A reason for that, said Charles Grant of the Centre for European Reform, is that "national energy champions" -- by which he means the likes of Eni and E.On -- have persuaded national governments to keep the European markets segregated.
Oh, right, it's the evil monopolies of Old Europe, the Italian, German and French (for some odd reason not mentioned here) gas companies that are somehow treasonously preventing new pipelines from being built... new pipelines that would give them new clients (remember, we're talking about pipelines going from West to East - hard to avoid Germany or Italy when going towards the vulnerable countries of Central Europe...)
And we get the usual suspects - the London think-tanks promoting "reform" and deregulation, telling us that the problem is GDF or E.On, when these companies have shown exactly how to deal with Moscow - diversify, make sure that Gazprom supplies less than it could, and tie the company under constraining long term supply contracts supported by intergovernmental negotiations.
We learn that Poland is now thinking of building gas storage (20 years after the fall of the Wall, and 10 years after they blackmailed Russia into coughing up more money for the Polish leg of the Yamal-Europe pipeline...). They still haven't built any LNG import terminal and as recently as 2006 imported 90% of their gas from Russia.
Or - countries with no (or incompetent) energy policies are blaming countries with actual energy policies and efficient tools to conduct them (such as national energy companies focused on long term infrastructure) for their problems. And, beyond asking for 'solidarity' - after spending years mocking those big infrastructure companies for not being nimble and efficient and cheap enough - they want to break the very companies that allowed some countries to not worry about Russia in the first place.
Or course, this is not about Russia at all. As I write often enough, if we worried about Russian gas, we'd stop having policies that ensure that energy companies exclusively build gas-fired power plants. No, this is about breaking the big energy companies that prevent the London commodity traders from playing as much as they'd like to with European gas and power prices, and ensuring in the process more work for the M&A bankers and assorted parasites as these companies are split, unbundled, floated, repurchased and remerged.

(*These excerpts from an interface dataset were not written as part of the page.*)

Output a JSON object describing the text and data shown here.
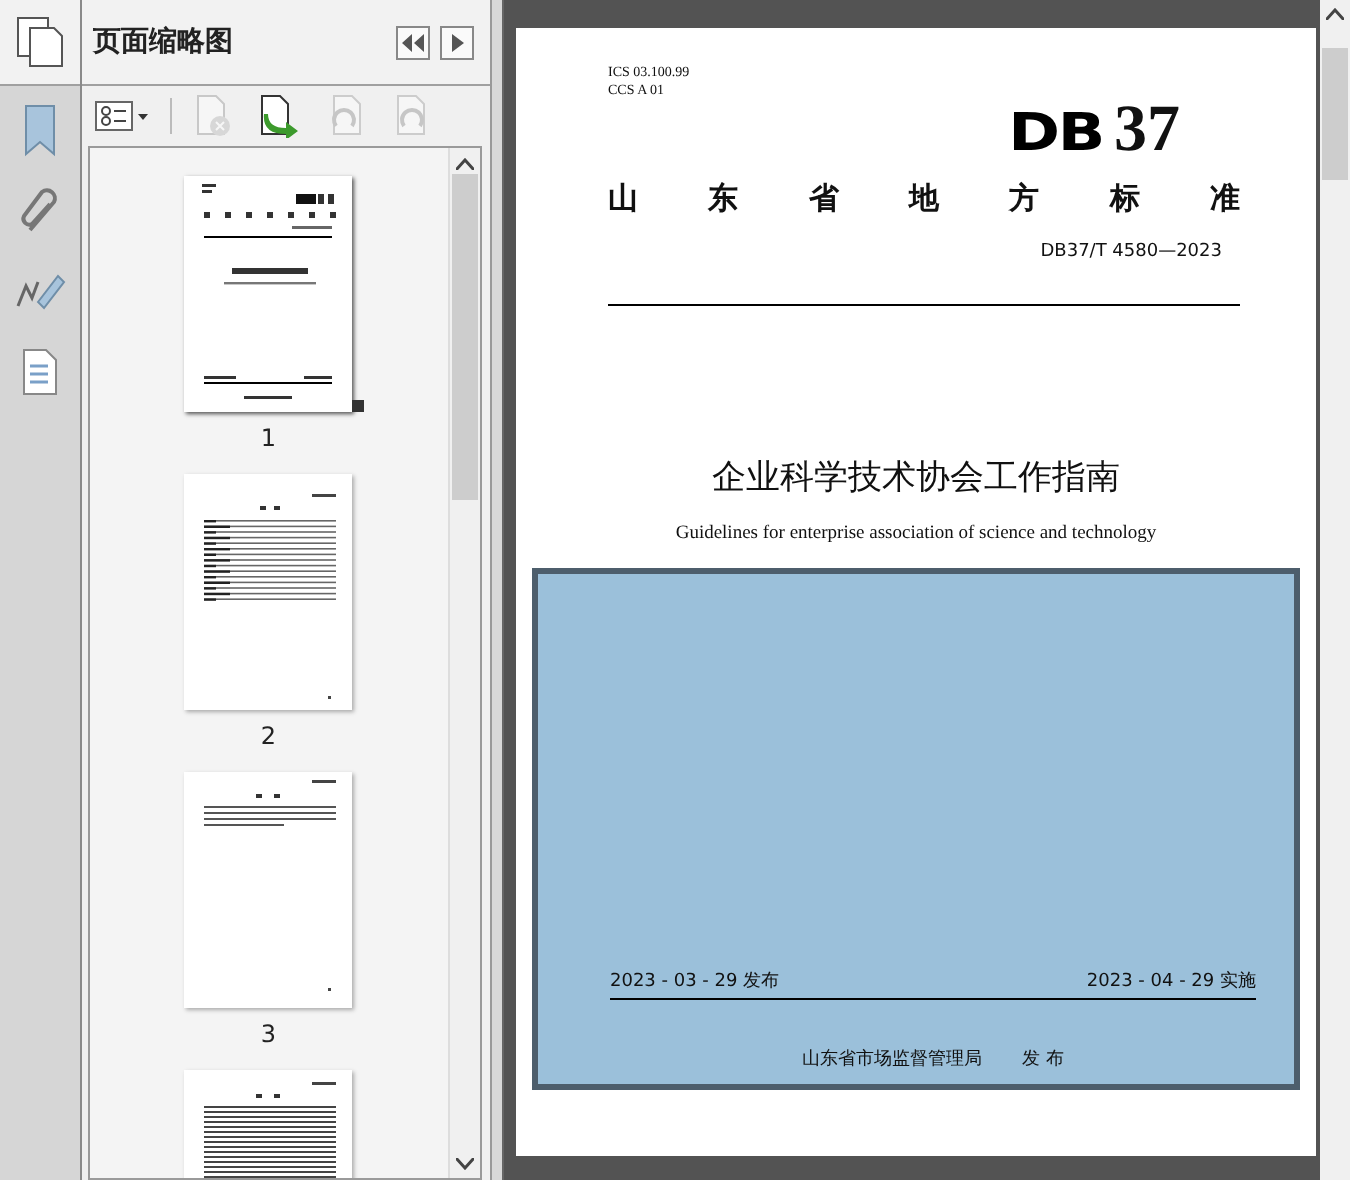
{
  "panel": {
    "title": "页面缩略图"
  },
  "thumbnails": [
    {
      "kind": "cover",
      "label": "1",
      "selected": true
    },
    {
      "kind": "contents",
      "label": "2",
      "selected": false
    },
    {
      "kind": "text",
      "label": "3",
      "selected": false
    },
    {
      "kind": "dense",
      "selected": false
    }
  ],
  "document": {
    "ics": "ICS  03.100.99",
    "ccs": "CCS  A  01",
    "logo": {
      "prefix": "DB",
      "number": "37"
    },
    "heading": [
      "山",
      "东",
      "省",
      "地",
      "方",
      "标",
      "准"
    ],
    "code": "DB37/T 4580—2023",
    "title": "企业科学技术协会工作指南",
    "subtitle": "Guidelines for enterprise association of science and technology",
    "issue_date": "2023 - 03 - 29 发布",
    "effective_date": "2023 - 04 - 29 实施",
    "issuer": "山东省市场监督管理局",
    "issuer_action": "发 布"
  }
}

New Iron Curtain? Pfeh. I understand City bankers and their sycophants and bought politicians pushing this. But Brussels? Why is Brussels playing along? Why is Europe's energy policy a jobs programme for the City, based on the unspoken premise that our gas is under their toundra? And why is it that Europe's policies are driven by the whims of the country with the most spectacularly flawed energy sector? When will we learn the simple lesson: don't let bankers drive policy, especially strategic policies?